● **What to work on**
Looking at the records below, count how many lines contain the string "selected". Give that number alone.

Page and application data records:
.....
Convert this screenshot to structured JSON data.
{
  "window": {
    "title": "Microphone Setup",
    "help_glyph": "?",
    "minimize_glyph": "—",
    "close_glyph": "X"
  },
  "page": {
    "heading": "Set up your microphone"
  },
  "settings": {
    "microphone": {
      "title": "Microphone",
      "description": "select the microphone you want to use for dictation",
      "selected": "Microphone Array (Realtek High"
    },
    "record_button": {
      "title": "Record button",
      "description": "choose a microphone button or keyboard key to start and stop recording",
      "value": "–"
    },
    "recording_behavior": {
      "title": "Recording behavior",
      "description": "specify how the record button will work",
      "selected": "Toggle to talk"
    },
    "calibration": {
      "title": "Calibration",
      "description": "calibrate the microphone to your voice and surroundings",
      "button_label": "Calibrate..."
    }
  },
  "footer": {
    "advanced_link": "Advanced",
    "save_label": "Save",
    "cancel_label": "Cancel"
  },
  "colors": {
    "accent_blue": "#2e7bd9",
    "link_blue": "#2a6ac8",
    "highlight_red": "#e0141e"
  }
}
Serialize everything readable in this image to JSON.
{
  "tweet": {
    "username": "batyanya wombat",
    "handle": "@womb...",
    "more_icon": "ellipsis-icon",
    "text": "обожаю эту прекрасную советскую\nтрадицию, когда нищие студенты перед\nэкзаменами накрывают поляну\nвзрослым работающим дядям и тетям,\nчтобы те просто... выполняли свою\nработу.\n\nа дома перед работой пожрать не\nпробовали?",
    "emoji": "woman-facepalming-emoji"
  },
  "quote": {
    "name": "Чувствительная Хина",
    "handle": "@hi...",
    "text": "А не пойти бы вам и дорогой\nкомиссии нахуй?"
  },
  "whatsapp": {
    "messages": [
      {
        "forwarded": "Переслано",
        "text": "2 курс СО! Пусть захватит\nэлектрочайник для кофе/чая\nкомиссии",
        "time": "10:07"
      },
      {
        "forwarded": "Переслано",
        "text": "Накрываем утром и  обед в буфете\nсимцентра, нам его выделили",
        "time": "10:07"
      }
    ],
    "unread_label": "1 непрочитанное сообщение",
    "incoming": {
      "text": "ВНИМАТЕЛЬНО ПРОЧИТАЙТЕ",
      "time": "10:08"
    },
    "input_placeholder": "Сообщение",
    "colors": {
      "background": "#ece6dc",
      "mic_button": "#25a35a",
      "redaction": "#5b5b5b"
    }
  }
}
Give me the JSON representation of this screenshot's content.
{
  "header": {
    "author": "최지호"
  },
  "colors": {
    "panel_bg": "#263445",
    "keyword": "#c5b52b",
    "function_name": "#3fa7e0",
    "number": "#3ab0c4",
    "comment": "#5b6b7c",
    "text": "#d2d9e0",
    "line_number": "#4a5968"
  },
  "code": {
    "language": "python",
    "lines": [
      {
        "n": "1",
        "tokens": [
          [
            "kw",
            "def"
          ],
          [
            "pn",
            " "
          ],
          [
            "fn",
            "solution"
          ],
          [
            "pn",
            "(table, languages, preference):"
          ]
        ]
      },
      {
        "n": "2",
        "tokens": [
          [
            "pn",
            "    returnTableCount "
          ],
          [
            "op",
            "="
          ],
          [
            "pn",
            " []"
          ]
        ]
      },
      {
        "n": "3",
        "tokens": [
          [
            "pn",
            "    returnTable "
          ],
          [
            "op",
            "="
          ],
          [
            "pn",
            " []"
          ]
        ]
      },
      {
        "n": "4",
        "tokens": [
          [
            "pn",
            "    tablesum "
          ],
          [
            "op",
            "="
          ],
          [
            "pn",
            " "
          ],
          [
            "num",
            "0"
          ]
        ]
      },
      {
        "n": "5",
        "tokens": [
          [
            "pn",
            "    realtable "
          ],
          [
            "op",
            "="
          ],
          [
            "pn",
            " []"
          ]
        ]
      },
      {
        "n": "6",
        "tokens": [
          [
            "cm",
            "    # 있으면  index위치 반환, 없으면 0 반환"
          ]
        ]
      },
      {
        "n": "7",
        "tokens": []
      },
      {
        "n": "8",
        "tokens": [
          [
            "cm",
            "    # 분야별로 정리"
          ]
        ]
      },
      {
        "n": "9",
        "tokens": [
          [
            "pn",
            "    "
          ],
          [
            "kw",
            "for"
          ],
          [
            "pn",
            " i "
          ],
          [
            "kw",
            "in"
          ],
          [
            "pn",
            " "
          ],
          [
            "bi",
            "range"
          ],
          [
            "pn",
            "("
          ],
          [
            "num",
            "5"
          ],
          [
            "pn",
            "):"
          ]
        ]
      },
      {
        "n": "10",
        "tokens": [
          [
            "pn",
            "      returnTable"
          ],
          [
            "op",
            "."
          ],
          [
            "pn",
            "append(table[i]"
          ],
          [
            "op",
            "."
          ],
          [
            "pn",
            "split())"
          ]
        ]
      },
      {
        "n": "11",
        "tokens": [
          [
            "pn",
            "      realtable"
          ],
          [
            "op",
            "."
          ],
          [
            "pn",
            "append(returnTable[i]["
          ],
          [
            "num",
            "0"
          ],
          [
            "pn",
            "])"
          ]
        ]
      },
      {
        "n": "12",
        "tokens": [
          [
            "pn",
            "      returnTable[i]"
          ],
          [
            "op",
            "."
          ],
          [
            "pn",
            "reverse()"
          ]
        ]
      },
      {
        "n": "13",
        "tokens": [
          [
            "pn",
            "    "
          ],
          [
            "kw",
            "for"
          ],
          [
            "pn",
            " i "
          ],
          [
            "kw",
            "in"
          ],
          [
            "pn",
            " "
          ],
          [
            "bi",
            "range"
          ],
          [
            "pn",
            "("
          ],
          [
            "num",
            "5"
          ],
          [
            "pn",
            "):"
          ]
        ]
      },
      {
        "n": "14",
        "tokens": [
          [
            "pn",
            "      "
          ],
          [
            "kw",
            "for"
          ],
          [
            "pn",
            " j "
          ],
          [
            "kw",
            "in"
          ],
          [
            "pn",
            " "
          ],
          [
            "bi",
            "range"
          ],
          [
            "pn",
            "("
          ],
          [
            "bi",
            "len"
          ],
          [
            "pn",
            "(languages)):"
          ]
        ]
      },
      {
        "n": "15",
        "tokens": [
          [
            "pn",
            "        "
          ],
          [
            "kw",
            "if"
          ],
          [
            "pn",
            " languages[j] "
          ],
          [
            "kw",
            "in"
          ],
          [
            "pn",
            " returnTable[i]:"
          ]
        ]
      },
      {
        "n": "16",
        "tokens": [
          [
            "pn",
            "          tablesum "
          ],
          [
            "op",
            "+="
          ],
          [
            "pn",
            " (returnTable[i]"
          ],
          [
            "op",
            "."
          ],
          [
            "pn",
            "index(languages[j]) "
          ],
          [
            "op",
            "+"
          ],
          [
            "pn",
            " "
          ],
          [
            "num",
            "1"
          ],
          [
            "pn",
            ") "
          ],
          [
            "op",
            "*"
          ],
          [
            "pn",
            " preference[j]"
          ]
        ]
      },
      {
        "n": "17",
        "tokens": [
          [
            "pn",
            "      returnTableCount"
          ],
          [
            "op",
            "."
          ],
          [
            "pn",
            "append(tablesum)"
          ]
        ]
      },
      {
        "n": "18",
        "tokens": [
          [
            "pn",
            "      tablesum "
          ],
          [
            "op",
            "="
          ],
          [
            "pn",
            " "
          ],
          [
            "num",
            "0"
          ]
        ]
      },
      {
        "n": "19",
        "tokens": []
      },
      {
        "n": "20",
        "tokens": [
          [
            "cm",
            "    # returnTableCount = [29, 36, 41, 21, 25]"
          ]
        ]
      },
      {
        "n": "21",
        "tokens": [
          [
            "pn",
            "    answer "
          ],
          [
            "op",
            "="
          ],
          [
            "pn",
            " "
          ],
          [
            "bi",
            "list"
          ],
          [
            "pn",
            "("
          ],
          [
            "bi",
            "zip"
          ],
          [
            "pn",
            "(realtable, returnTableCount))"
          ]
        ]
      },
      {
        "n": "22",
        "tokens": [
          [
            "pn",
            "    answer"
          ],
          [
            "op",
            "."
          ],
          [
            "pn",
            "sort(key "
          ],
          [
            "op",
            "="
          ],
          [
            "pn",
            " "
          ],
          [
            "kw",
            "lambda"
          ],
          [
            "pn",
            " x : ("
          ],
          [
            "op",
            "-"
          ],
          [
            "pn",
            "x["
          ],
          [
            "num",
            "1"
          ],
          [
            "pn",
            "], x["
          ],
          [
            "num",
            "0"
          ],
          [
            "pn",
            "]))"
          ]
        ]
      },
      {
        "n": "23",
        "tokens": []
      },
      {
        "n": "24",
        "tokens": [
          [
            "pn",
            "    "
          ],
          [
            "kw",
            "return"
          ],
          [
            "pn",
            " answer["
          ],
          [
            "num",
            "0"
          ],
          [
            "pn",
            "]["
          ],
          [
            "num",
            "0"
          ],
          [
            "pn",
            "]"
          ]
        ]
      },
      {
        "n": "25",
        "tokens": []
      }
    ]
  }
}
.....
● **Solved problem**
2